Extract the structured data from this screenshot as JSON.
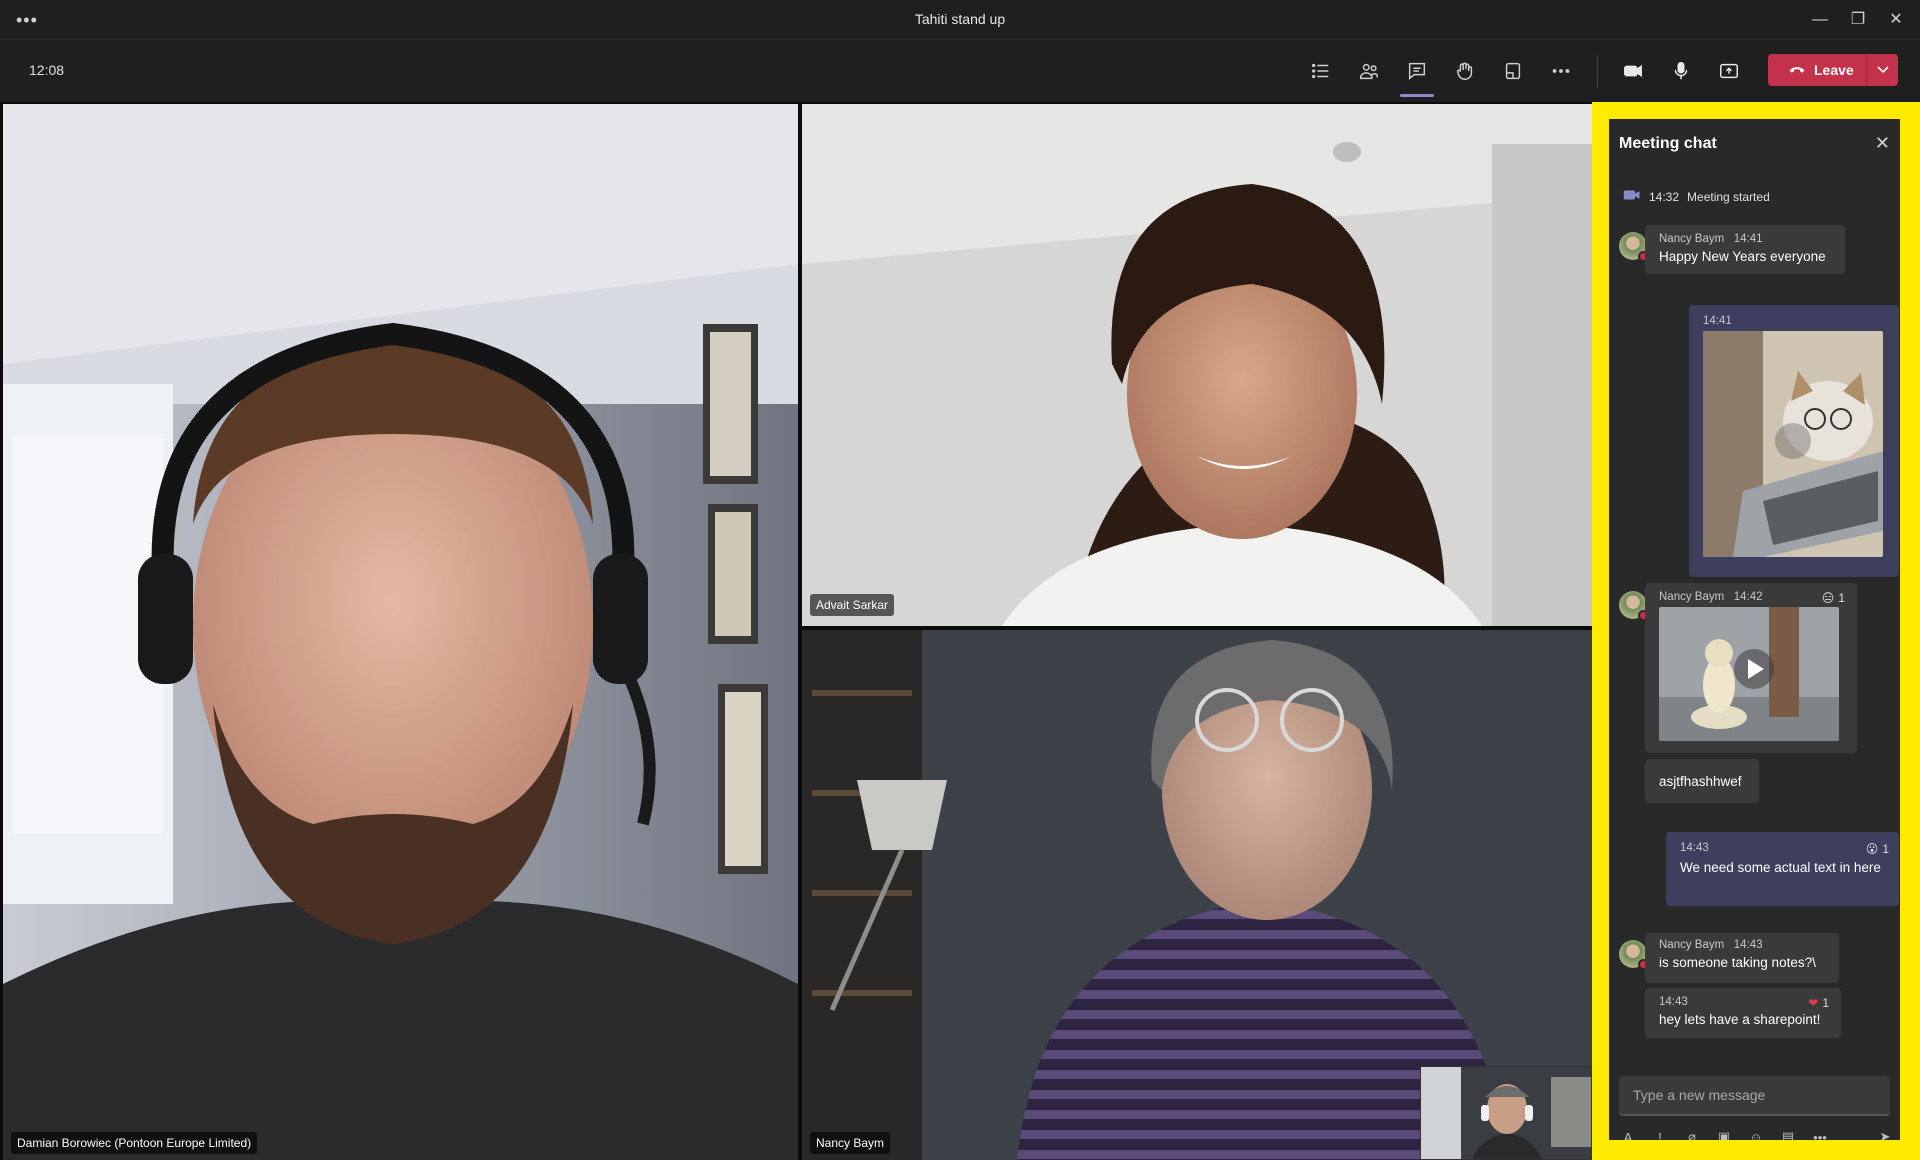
{
  "window": {
    "title": "Tahiti stand up"
  },
  "toolbar": {
    "time": "12:08",
    "leave_label": "Leave"
  },
  "participants": [
    {
      "name": "Damian Borowiec (Pontoon Europe Limited)"
    },
    {
      "name": "Advait Sarkar"
    },
    {
      "name": "Nancy Baym"
    }
  ],
  "chat": {
    "title": "Meeting chat",
    "system": {
      "time": "14:32",
      "text": "Meeting started"
    },
    "messages": [
      {
        "author": "Nancy Baym",
        "time": "14:41",
        "text": "Happy New Years everyone"
      },
      {
        "time": "14:41"
      },
      {
        "author": "Nancy Baym",
        "time": "14:42",
        "reaction_count": "1"
      },
      {
        "text": "asjtfhashhwef"
      },
      {
        "time": "14:43",
        "text": "We need some actual text in here",
        "reaction_count": "1"
      },
      {
        "author": "Nancy Baym",
        "time": "14:43",
        "text": "is someone taking notes?\\"
      },
      {
        "time": "14:43",
        "text": "hey lets have a sharepoint!",
        "reaction_count": "1"
      }
    ],
    "compose_placeholder": "Type a new message"
  },
  "colors": {
    "accent": "#8b8cc7",
    "leave": "#c4314b",
    "highlight": "#ffeb00"
  }
}
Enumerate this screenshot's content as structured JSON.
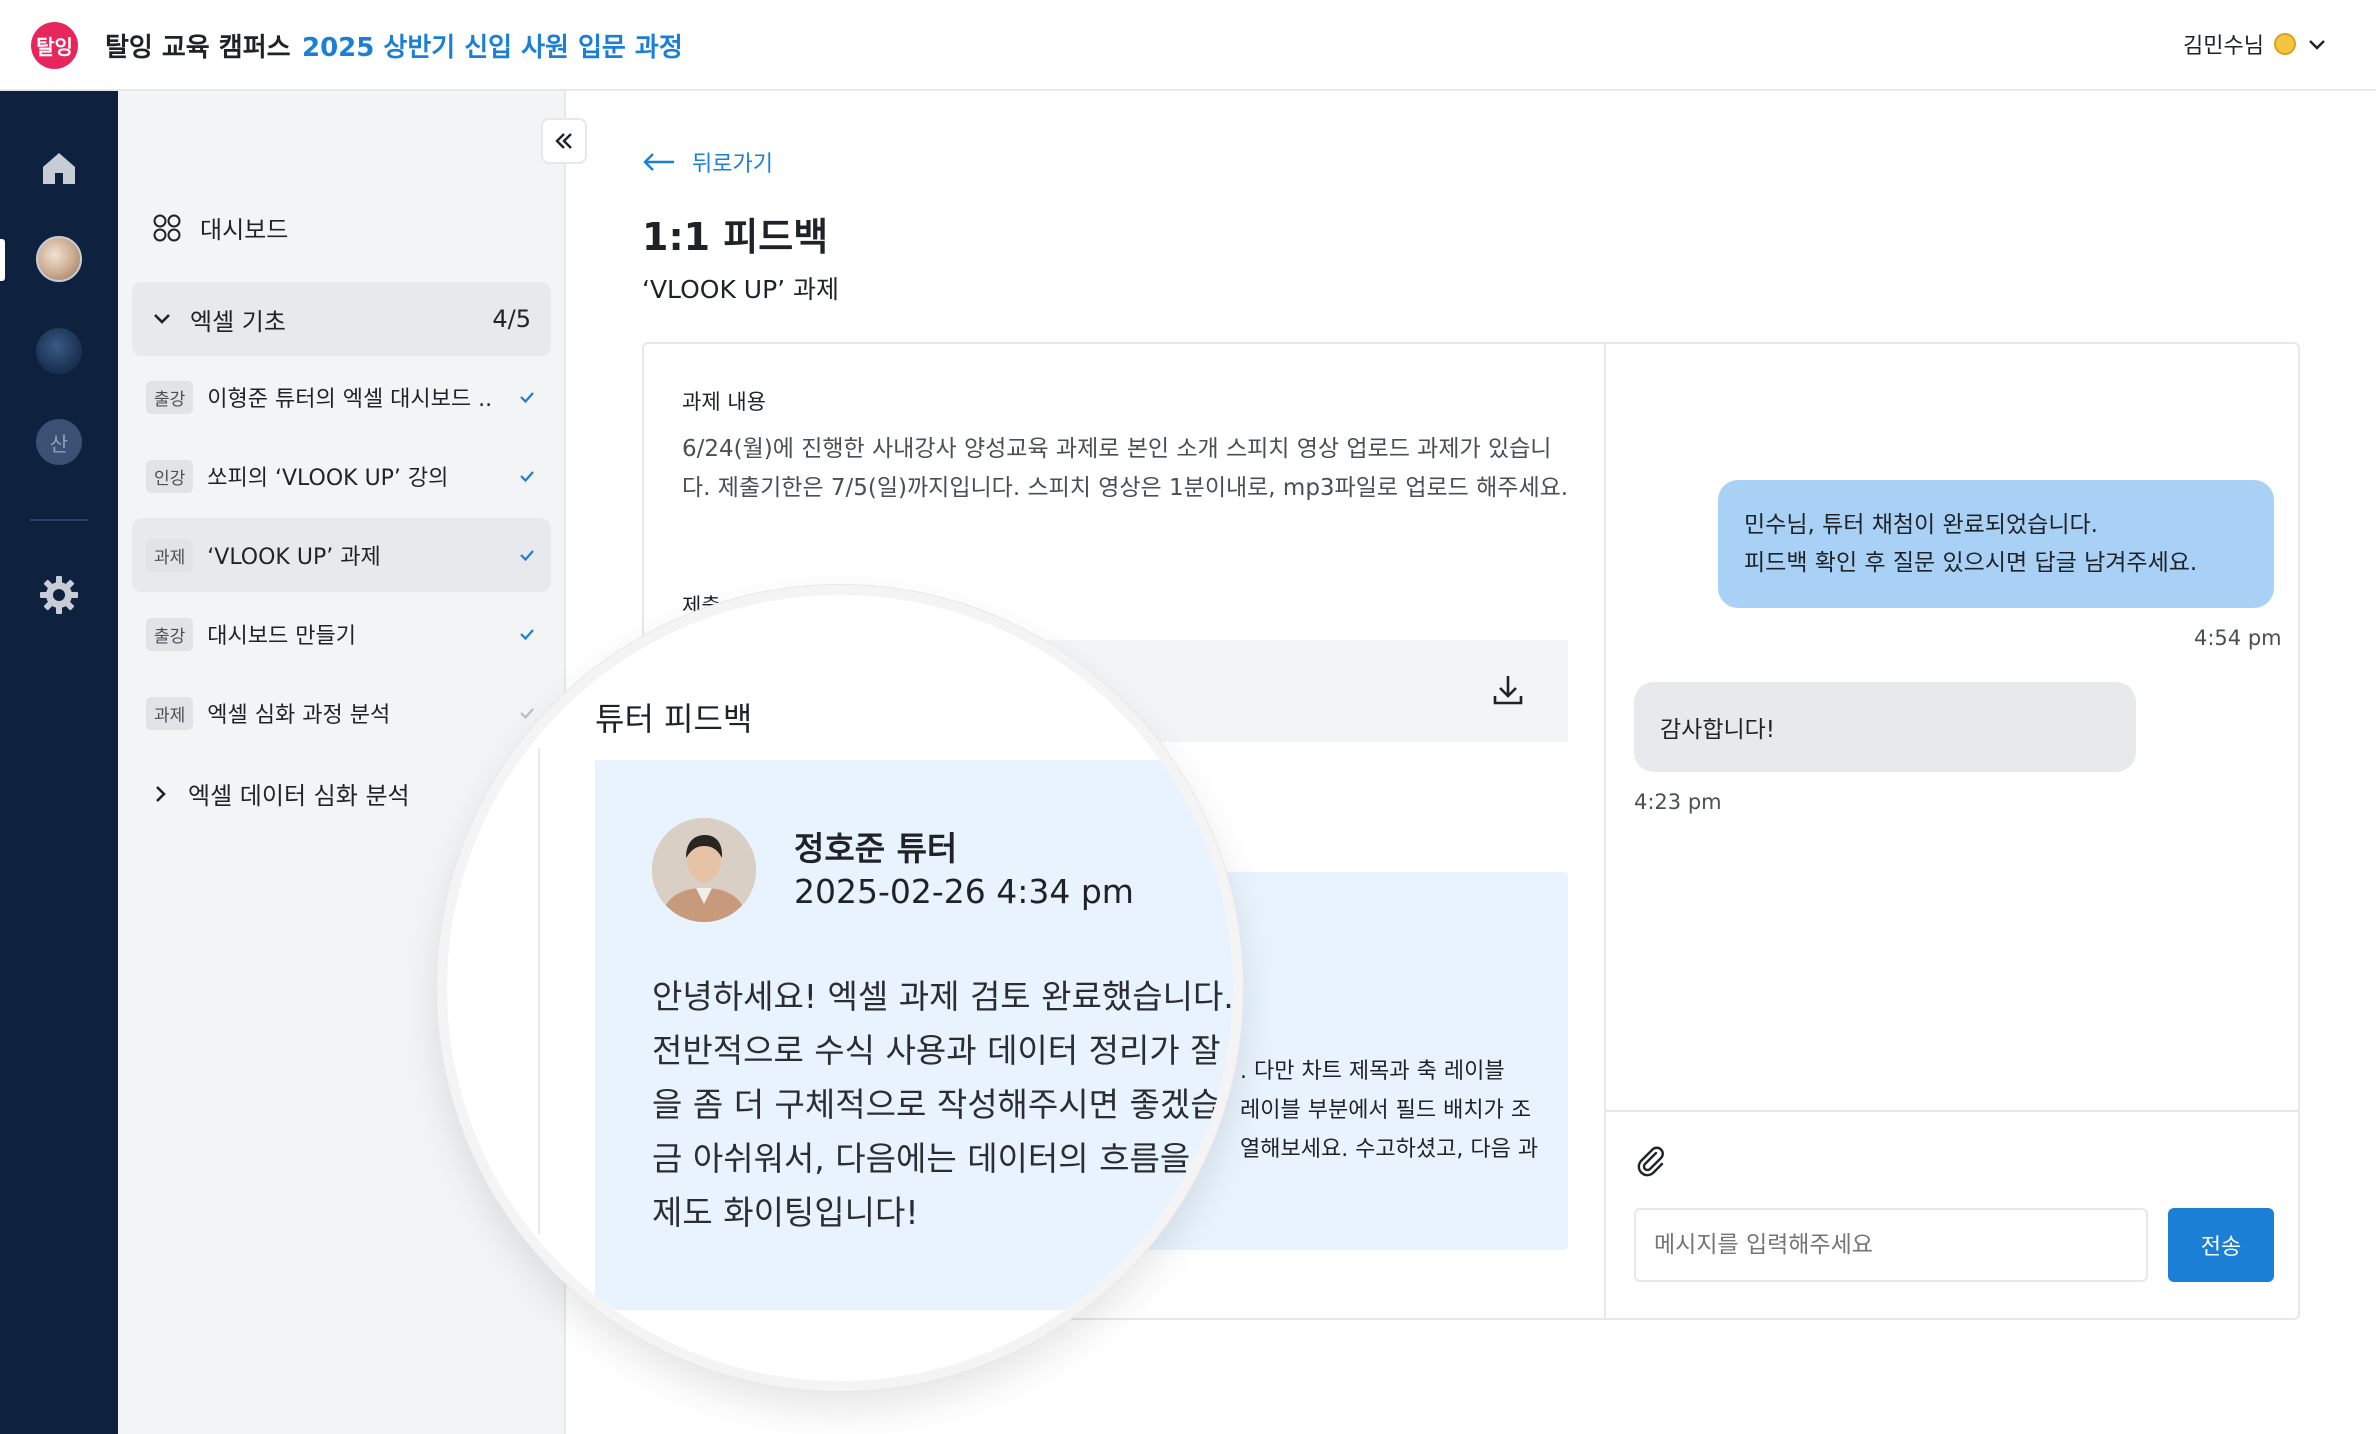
{
  "header": {
    "logo_text": "탈잉",
    "brand": "탈잉 교육 캠퍼스",
    "course": "2025 상반기 신입 사원 입문 과정",
    "user_name": "김민수님"
  },
  "rail": {
    "icons": [
      "home-icon",
      "profile-avatar",
      "globe-avatar",
      "letter-avatar",
      "gear-icon"
    ],
    "letter_avatar": "산"
  },
  "sidebar": {
    "dashboard": "대시보드",
    "section1": {
      "title": "엑셀 기초",
      "count": "4/5"
    },
    "items": [
      {
        "tag": "출강",
        "title": "이형준 튜터의 엑셀 대시보드 ..",
        "done": true
      },
      {
        "tag": "인강",
        "title": "쏘피의 ‘VLOOK UP’ 강의",
        "done": true
      },
      {
        "tag": "과제",
        "title": "‘VLOOK UP’ 과제",
        "done": true
      },
      {
        "tag": "출강",
        "title": "대시보드 만들기",
        "done": true
      },
      {
        "tag": "과제",
        "title": "엑셀 심화 과정 분석",
        "done": false
      }
    ],
    "section2": {
      "title": "엑셀 데이터 심화 분석"
    }
  },
  "main": {
    "back": "뒤로가기",
    "title": "1:1 피드백",
    "subtitle": "‘VLOOK UP’ 과제",
    "task_label": "과제 내용",
    "task_body": "6/24(월)에 진행한 사내강사 양성교육 과제로 본인 소개 스피치 영상 업로드 과제가 있습니다. 제출기한은 7/5(일)까지입니다. 스피치 영상은 1분이내로, mp3파일로 업로드 해주세요.",
    "submit_label_partial": "제출",
    "bg_feedback_lines": [
      ". 다만 차트 제목과 축 레이블",
      "레이블 부분에서 필드 배치가 조",
      "열해보세요. 수고하셨고, 다음 과"
    ]
  },
  "chat": {
    "messages": [
      {
        "side": "right",
        "lines": [
          "민수님, 튜터 채첨이 완료되었습니다.",
          "피드백 확인 후 질문 있으시면 답글 남겨주세요."
        ],
        "time": "4:54 pm"
      },
      {
        "side": "left",
        "lines": [
          "감사합니다!"
        ],
        "time": "4:23 pm"
      }
    ],
    "input_placeholder": "메시지를 입력해주세요",
    "send_label": "전송"
  },
  "feedback": {
    "heading": "튜터 피드백",
    "tutor_name": "정호준 튜터",
    "date": "2025-02-26 4:34 pm",
    "lines": [
      "안녕하세요! 엑셀 과제 검토 완료했습니다.",
      "전반적으로 수식 사용과 데이터 정리가 잘",
      "을 좀 더 구체적으로 작성해주시면 좋겠습",
      "금 아쉬워서, 다음에는 데이터의 흐름을",
      "제도 화이팅입니다!"
    ]
  },
  "colors": {
    "accent": "#1b7fd6",
    "brand_pink": "#e8265e",
    "rail": "#0e2240",
    "bubble_blue": "#a8d1f5",
    "feedback_bg": "#e8f3fd"
  }
}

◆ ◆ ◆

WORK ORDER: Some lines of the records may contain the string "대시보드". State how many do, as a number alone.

SOLUTION TO THIS PROBLEM: 3